"This is about keeping weapons out of the hands of terrorists and rogue actors," Kerry said as he signed. "This is about reducing the risk of international transfers of conventional arms that will be used to carry out the world's worst crimes."
By Barbara Starr
Syria continues to move its chemical weapons after making a public declaration that they exist.
A U.S. official with access to the latest intelligence tells CNN that Bashar al-Assad’s regime “is actively moving its stockpiles in the last 24 hours.”
The official says the latest intelligence information shows there is movement at additional sites beyond what the United States had observed in the past two weeks.
“It’s continuous but still unclear what they are really doing,” the official said.
Throughout much of the 1990s, U.N. weapons inspectors criss-crossed Iraq in search of Saddam Hussein's stocks of chemical weapons. It was a game of cat and mouse, as inspectors tried to reconcile what the Iraqi regime was telling them with conflicting intelligence from western governments.
In total, the inspectors of the U.N. Special Commission supervised the destruction of more than 40,000 chemical munitions, some 500,000 liters of chemical agents, 1.8 million liters of chemical precursors and delivery systems including ballistic missile warheads.
By Elise Labott
You may have been surprised by the about-face by French President Francois Hollande who - after initially stressing the need for urgent action on Syria while insisting there was no need to wait for the United Nations inspectors' report on the August 21 attack - said on Friday that he now wants to wait for their findings.
Then, Saturday in Lithuania after four hours of talks with Secretary of State John Kerry, the European Union foreign ministers issued a statement blaming Syrian President Bashar al-Assad for the chemical weapons attack, calling it a "blatant violation of international law, a war crime and a crime against humanity" and calling for a "clear and strong" international response.
But the statement said U.N. inspectors investigating the incident should report their initial findings before any action is taken.
What's going on?
It is all about European politics.
By Elise Labott
As President Barack Obama insisted he has made no decision on how to respond to Syria, behind the scenes American officials insisted Wednesday that ultimately the president will decide on his own timeline, dismissing the notion that maneuvers in the United Nations and British Parliament suggest a longer-term horizon before any cohesive response.
“We can’t wait, we need to act according to our own national interests,” said one senior U.S. official. While the official noted the president has not made any decisions yet, “this is moving quickly.”
The British Parliament is set Thursday to consider a resolution that calls for no military action before the United Nations Security Council considers a report from weapons inspectors who are still in Syria and who are expected to be there for several more days.

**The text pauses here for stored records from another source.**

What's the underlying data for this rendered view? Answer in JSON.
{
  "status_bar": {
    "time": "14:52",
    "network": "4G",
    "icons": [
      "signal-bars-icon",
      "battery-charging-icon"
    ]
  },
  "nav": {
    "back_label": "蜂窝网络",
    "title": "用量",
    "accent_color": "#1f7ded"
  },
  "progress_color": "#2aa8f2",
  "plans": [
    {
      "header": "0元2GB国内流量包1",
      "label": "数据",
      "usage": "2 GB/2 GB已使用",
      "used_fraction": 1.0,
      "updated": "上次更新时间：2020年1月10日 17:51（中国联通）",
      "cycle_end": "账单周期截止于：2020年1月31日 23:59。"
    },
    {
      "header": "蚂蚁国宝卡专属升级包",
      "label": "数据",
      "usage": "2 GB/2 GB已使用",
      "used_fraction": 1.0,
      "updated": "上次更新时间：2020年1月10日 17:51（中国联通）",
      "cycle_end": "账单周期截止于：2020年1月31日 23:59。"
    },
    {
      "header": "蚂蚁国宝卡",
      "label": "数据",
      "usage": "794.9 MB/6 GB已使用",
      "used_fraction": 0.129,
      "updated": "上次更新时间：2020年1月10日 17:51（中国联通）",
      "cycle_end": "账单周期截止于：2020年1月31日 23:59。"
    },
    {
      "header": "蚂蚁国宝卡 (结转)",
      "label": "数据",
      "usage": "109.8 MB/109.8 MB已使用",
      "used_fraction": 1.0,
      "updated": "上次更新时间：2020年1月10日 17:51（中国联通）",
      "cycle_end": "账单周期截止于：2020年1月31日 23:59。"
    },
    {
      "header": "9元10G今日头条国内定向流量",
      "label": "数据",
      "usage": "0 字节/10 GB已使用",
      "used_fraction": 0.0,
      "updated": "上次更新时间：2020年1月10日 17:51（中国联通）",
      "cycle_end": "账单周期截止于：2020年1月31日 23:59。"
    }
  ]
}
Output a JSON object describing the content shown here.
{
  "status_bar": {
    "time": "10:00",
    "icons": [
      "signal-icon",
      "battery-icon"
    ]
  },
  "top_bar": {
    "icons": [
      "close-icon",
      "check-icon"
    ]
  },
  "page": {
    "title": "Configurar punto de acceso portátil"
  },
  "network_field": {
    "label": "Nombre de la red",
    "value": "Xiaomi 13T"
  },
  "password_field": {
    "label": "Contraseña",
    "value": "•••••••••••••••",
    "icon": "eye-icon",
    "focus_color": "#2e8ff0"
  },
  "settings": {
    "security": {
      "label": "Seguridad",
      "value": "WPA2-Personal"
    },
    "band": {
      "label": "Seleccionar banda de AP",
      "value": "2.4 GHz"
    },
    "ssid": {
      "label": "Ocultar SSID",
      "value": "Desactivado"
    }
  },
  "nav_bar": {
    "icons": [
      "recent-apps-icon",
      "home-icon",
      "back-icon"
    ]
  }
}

“Why do we need to wait for a UN report to tell us what we already know,” said a second senior U.S. official. Any decision to respond would not wait for UN inspectors, he said, noting the United States has told the UN it is not safe to be there. But “if they are there, it is not going to stop us.” Targets would not be in areas where inspectors are located.